Fisheries remain highly important to the Philippine economy, particularly to poor communities that depend on small-scale fishing for livelihood. Even with catch rates that are among the lowest in the world, the country ranks 8th worldwide in total fish production. Excessive fishing has led to smaller average fish sizes, shifts in species composition, steep declines in fish abundance, and lower catches and incomes of fishers – a situation made grimmer by the threat of climate change.
In line with the U.S.-Philippines Partnership for Growth goal to achieve broad-based and inclusive growth, USAID/Philippines is implementing the five-year Ecosystems Improved for Sustainable Fisheries (ECOFISH) Project. Building on the progress made under the Fisheries Improved for Sustainable Harvest (FISH) Project, ECOFISH will work on conserving biological diversity, enhancing ecosystem productivity and restoring the profitability of fisheries in eight MKBAs, using EAFM as a cornerstone of improved social, economic and environmental benefits.
The eight MKBAs are (1)Lingayen Gulf, (2)Verde Island Passage, (3)Calamianes Island Group, (4)Ticao-San Bernardino-Lagonoy Gulf, (5)Danajon Reef, (6)South Negros Island, (7)Surigao del Sur and del Norte, and (8)Sulu Archipelago.
ECOFISH will formulate a 10-year roadmap to develop, formalize and foster inter-LGU alliances and other collaborative governance alliances to sustain relationships and advance EAFM beyond project’s lifespan. The project will also conduct training for government, NGOs and academic institutions; scientific and technological capacity development for baseline assessment and monitoring, and technical assistance for the development of policies, plans and guidance documents on EAFM.
In consultation with stakeholders, ECOFISH will identify focal and expansion areas and implement targeted activities that respond to the needs of each MKBA. To sustain the momentum achieved by the FISH Project in constituency-building, ECOFISH will engage new champions and constituencies, especially in the private sector. Embracing the Gender and Development mainstreaming approach, ECOFISH will also continue to build on past efforts to improve the status of women.

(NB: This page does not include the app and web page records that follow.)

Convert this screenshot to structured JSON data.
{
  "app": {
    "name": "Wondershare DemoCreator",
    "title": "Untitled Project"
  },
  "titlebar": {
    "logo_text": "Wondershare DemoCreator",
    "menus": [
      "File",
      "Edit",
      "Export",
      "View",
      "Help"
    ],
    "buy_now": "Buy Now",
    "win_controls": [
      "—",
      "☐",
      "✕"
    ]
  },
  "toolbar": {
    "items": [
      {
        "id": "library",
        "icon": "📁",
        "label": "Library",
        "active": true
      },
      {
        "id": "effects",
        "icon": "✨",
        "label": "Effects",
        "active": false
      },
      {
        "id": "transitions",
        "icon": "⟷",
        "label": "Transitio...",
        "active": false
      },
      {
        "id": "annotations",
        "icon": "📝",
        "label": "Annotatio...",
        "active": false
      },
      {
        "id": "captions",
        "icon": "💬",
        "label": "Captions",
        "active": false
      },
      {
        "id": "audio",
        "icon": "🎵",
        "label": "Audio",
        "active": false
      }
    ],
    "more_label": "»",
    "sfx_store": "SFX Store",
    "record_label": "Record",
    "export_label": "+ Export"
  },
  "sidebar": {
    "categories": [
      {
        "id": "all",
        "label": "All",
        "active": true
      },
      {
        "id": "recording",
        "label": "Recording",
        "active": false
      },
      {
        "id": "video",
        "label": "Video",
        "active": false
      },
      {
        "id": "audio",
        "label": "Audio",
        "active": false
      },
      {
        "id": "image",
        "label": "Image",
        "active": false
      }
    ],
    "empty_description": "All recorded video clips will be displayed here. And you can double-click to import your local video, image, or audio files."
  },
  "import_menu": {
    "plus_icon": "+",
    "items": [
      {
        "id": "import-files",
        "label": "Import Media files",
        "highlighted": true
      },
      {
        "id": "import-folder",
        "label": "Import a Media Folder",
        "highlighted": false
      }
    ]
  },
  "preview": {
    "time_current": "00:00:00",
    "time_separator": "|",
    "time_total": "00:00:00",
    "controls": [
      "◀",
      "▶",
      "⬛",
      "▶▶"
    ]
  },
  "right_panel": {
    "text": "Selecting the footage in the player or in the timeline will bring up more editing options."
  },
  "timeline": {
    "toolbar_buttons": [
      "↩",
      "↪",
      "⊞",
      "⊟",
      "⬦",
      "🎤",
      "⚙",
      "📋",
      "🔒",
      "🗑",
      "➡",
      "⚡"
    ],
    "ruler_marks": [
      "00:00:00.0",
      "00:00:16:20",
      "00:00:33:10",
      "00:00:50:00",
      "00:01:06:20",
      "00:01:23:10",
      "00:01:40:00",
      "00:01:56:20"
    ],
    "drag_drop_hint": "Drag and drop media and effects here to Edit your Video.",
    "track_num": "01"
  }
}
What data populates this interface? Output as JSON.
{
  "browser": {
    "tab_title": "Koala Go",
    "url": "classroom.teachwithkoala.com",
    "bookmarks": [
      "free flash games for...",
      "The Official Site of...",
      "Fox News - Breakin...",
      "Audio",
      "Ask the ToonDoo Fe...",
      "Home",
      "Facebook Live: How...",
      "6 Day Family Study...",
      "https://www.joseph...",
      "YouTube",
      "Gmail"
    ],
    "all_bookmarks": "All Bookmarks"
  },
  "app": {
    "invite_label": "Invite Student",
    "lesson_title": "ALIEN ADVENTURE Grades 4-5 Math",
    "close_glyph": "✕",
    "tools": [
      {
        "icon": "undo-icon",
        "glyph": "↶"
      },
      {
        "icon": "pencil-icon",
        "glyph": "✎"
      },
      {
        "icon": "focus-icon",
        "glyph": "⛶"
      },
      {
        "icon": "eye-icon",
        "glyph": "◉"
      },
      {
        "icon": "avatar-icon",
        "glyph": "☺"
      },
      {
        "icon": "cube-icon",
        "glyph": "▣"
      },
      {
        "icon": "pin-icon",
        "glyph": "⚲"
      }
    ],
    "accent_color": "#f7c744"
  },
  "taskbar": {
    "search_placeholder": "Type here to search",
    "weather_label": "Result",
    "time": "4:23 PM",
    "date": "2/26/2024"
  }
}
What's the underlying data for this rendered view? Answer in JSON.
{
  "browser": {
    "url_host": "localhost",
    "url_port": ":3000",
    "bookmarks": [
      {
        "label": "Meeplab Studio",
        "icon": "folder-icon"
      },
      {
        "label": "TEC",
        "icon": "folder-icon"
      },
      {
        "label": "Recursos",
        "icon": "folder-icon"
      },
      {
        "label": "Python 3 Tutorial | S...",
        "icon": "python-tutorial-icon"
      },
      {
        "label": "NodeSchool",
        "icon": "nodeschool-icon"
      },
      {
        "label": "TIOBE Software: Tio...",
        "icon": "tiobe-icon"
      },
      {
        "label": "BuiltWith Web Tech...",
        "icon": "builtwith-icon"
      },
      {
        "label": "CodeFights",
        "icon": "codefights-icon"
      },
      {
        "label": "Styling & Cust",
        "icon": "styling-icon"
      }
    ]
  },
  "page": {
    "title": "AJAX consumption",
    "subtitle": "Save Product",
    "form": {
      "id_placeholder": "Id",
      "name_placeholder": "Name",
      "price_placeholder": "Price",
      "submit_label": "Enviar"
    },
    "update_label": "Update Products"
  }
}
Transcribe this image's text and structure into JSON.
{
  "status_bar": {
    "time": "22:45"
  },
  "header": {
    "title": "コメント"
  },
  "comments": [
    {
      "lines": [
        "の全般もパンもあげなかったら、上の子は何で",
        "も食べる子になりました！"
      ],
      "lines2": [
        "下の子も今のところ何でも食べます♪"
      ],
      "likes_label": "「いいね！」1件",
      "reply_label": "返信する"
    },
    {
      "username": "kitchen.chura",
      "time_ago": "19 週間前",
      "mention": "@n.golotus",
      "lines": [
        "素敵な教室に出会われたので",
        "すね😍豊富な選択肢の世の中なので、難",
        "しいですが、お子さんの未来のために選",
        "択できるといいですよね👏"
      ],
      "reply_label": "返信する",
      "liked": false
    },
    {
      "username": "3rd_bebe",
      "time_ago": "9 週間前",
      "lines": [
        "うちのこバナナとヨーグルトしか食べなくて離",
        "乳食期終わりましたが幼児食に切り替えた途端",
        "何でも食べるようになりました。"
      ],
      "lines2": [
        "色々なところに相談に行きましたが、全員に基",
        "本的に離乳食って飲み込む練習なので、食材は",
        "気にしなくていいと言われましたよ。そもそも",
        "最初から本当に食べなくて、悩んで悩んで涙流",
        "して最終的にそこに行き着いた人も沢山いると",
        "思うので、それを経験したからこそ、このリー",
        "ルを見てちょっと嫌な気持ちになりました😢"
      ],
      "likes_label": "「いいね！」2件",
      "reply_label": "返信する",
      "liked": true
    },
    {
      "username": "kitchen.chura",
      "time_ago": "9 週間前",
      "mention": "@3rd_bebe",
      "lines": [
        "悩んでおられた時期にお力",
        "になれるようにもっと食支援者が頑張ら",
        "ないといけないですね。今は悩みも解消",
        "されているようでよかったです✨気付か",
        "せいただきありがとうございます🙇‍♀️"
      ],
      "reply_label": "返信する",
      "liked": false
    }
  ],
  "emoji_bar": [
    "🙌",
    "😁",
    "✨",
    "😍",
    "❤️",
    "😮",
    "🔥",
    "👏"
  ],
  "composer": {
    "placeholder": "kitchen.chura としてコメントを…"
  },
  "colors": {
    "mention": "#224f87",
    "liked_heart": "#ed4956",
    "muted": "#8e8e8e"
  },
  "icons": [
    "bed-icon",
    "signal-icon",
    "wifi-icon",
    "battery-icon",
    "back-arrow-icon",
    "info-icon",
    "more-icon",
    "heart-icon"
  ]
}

Conserve biological diversity, enhance ecosystem productivity and restore the profitability of fisheries in eight marine key biodiversity areas (MKBAs) using ecosystem-based approach to fisheries management (EAFM)
- Develop collaborative governance alliances for EAFM
- Develop EAFM capacity using a systems approach
- Apply innovative EAFM principles and best practices in 8 MKBAs
- Build and leverage EAFM champions and constituencies
- Mainstream gender through project activities
Acting Director, Office of Environment, Energy and Climate Change
U.S. Agency for International Development
Annex 2 Building, U.S. Embassy
1201 Roxas Boulevard 1000
Last updated: April 28, 2014